For two months Jennifer Denham and Linda Retchin donned short black shorts and white blouses with puffed sleeves to wait on tables at a Bethesda rib house. But after suffering harassment from customers, they say, they put on black trousers like their male counterparts.

Last Thursday night, Retchin lost her job because, she says, she refused to go back to shorts. Denham lost her job on Tuesday night for the same reason, she says.

John Carne, their boss at Tony Roma, a restaurant on Wisconsin Avenue in Bethesda, says both were excellent employes but "resigned," as he puts it, over the shorts issue.

"It's just demeaning to be out there in shorts," said Denham, 26, who is now unemployed. "You are on display almost . . . . You are in shorts so people could see your legs, and for no other reason."

Retchin, 30, who is working as a dental hygenist, said she stopped wearing the shorts because they were impractical and led to comments from customers. "I just came to my senses," she said. She no longer wanted to be "harassed by customers telling you what beautiful legs you have. I can live without that."
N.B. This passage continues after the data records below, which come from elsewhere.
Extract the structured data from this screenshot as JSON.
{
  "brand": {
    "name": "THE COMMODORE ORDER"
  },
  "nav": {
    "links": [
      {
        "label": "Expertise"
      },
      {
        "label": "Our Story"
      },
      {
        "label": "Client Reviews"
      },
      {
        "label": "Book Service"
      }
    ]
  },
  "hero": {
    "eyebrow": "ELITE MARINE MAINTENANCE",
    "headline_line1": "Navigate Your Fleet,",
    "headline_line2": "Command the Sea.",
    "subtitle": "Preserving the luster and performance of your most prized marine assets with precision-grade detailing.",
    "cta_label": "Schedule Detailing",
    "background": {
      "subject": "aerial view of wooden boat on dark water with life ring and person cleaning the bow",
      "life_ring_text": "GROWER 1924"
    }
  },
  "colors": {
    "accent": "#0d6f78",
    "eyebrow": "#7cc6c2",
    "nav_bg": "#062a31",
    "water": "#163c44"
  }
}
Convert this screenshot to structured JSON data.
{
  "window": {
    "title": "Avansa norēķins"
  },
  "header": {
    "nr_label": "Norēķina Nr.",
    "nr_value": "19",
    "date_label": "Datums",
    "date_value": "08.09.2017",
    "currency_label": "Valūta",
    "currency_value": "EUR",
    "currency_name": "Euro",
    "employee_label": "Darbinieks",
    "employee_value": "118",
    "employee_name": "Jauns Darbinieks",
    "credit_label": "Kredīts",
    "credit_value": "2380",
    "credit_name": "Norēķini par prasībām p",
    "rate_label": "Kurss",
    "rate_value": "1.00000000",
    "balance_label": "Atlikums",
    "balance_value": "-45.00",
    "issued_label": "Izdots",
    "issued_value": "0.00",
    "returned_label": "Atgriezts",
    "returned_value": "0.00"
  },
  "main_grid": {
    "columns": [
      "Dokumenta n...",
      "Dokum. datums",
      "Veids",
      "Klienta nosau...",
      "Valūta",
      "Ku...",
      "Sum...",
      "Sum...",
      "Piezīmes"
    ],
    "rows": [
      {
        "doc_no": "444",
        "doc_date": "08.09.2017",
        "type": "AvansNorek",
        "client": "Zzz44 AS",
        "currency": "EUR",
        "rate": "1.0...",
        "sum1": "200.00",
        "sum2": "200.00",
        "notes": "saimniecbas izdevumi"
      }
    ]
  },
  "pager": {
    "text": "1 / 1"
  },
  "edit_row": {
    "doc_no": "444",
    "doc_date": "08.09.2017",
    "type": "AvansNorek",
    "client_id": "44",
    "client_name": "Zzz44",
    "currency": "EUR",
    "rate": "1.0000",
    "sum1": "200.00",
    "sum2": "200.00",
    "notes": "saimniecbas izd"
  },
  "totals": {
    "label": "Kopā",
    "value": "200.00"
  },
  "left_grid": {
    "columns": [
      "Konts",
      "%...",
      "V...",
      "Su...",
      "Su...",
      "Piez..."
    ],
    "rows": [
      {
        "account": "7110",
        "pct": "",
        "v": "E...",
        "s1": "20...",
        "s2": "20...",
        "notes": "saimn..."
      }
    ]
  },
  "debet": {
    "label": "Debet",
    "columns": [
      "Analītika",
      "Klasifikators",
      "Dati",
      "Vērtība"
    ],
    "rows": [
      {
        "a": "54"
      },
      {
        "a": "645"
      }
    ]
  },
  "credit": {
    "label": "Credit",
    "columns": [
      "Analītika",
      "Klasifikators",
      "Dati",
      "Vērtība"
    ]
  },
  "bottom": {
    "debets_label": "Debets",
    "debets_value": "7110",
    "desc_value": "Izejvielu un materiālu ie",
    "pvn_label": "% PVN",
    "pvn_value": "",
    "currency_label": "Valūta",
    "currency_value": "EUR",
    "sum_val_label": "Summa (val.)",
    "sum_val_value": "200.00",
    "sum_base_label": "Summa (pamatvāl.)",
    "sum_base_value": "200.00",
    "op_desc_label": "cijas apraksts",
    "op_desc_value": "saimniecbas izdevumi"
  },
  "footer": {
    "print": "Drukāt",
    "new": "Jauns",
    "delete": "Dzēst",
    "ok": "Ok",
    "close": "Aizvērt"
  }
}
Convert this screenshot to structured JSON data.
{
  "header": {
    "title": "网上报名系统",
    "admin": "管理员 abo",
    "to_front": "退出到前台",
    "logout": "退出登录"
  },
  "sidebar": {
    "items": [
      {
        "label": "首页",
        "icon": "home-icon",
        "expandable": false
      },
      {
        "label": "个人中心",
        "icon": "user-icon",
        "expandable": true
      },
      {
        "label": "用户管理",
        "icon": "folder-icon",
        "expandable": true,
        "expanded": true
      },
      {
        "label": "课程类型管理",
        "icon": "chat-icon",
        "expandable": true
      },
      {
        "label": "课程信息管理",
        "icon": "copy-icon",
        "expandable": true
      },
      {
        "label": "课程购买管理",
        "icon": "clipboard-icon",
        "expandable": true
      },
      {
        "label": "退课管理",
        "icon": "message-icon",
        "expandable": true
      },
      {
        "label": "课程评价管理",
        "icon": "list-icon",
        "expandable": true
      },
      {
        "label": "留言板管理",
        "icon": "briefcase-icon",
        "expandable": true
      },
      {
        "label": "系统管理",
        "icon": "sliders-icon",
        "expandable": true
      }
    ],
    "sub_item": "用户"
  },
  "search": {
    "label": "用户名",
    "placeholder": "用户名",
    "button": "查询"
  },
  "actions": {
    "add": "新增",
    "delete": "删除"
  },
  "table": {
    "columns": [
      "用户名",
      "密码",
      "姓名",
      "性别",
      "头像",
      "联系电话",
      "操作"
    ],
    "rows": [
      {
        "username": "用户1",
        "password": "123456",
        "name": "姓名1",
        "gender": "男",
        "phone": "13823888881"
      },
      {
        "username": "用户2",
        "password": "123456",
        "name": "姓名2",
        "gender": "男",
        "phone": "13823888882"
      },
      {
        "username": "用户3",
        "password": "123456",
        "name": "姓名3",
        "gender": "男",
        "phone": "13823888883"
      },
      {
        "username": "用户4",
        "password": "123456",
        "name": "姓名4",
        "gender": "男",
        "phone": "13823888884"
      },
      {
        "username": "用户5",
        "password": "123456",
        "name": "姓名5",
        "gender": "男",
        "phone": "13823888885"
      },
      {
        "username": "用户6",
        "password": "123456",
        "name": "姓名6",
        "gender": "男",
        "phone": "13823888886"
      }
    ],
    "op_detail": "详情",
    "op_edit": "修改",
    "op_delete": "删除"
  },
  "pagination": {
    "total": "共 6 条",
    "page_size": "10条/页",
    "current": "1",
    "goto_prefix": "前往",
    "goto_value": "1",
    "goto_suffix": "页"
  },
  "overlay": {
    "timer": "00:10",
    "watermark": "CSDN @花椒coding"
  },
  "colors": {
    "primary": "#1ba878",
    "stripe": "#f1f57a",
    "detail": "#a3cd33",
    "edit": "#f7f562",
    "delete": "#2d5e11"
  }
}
Norman Hill, a vice president of the Dallas-based chain of 40 rib restaurants, said the shorts were designed to replace much shorter skirts worn in some of the older restaurants. "It's a more conservative uniform," he said. " . . . I thought they were pretty nice looking."

Carne said that Denham and Retchin knew they would have to wear shorts when they took jobs after the Bethesda restaurant opened last Feb. 23. "If they thought it was sex discrimination, they didn't have to take the job in the first place," he said.

Carne says he sees nothing sexist in the restaurant's dress code: "They're very comfortable." The remaining nine waitresses are perfectly content to wear the shorts, Carne said. "There is no dissension," he said.

Both women, however, say there is dissension among the waitresses, but that other employes are anxious to keep their jobs and accompanying benefits. They say they have taken their case to the federal Equal Employment Opportunity Commission, as well as the Montgomery County Human Relations Commission.

At the Human Relations Commission, Compliance Director Michael F. Dennis said he was forbidden from discussing specific cases. But "the question has come up before" during cases unrelated to this one, he said. Those cases, he said, have been resolved without going to court, and employers in some cases have agreed to change the uniform.

It is not illegal for an employer to require different uniforms for male and female employes, according to Dennis, though courts generally have ruled it illegal under federal law to make employes wear uniforms that expose them to sexual harassment they would not normally receive.

Hill, the corporation vice president, says the company doesn't believe it is guilty of sex discrimination. "We haven't got any other employe complaints about the uniforms because we don't try to fool them about it," he said. "We bring them in for their training programs and say: 'This is the uniform we wear here -- any problems or concerns?' "

Retchin, however, feels differently: "It's definitely a case of sex discrimination. Men do not have to wear them."